Movie Review: Long Night's Journey Into Day

By Joan K. Widdifield, Psy.D
Movie Magazine International

LONG NIGHT’S JOURNEY INTO DAY, the award-winning documentary film from 2000, provides a journey into the post apartheid South African Truth and Reconciliation hearings. After the collapse of apartheid and the end of 40 years of governing by racial domination, those who enforced apartheid rule wanted amnesty for their crimes. The Truth and Reconciliation Council (TRC) was formed, and the amnesty cases were considered on a case-by-case basis. Full disclosure and a political motive are required for amnesty. Over 22,000 people told their stories; 7,000 perpetrators from all political parties applied for amnesty. Eighty percent of those applying for amnesty were black.

LONG NIGHT’S JOURNEY INTO DAY follows four cases of amnesty, giving the audience a personal view of something that seemed chaotic and incomprehensible in our news. The hope, according to TRC Chairman Archbishop Desmond Tutu, was to get to the truth, so that healing can take place, and so that they could know what to avoid in the future. Through footage of the hearings, interviews and archival footage, we learn the heart-rending circumstances of the slaughters. We also see inspiring landscape wide shots, and scenes of the present-day orderly Cape Town. Stirring and evocative South African music reflects feelings the film stirs up in the viewer by witnessing amnesty participants’ grief and raw emotions.

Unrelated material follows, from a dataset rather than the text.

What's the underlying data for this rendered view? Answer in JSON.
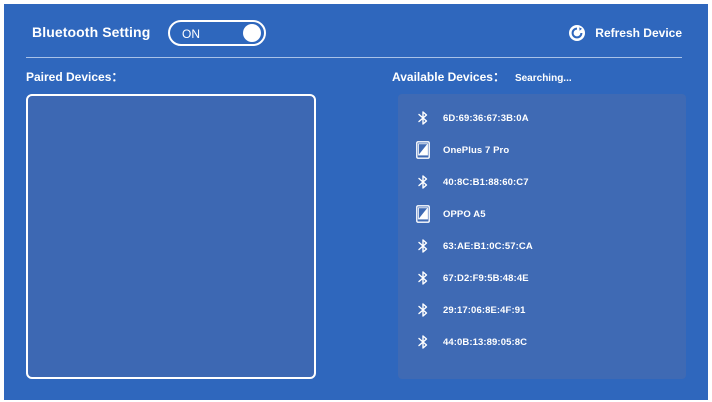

A TRC Commissioner, Glenda Wilkscut says that a blanket amnesty would have deprived families of the knowledge that they gain in the individual cases. We watch as mothers have to view videos of their slain sons, and widows have to re-live their husbands’ cold-blooded murders. But with each case, the telling and the acknowledging of the wrongs brings a new level of resolution and lightness to the participants. We witness people reclaiming their humanity and civility and moving towards healing.

With the brilliantly descriptive title, LONG NIGHT’S JOURNEY INTO DAY has won nine awards, including the 2000 Sundance Film Festival Grand Prize, Best Documentary Award. The film’s many nominations include the 2000 Academy Award nomination for best documentary feature. Bay Area veteran social issues filmmakers Frances Reid (SKIN DEEP) is the Director/Producer, and Deborah Hoffman (COMPLAINTS OF A DUTIFUL DAUGHTER) is Director/Editor. LONG NIGHT'S JOURNEY INTO DAY, about uncontrolled violence, contrition, forgiveness, and redemption, is a film that every citizen of the world should see. For more information and to purchase the DVD, see

A white reporter who lost her father to violence as a child in South Africa invoked the words of Maya Angelou apropos of the Truth and Reconciliation processs: "History, despite its wrenching pain, can not be unlived, but if faced with courage, need not be lived again."

For Movie Magazine, this is Joan Widdifield.
More Information:
Long Night's Journey Into Day
Directed by: Deborah Hoffman and Frances Reid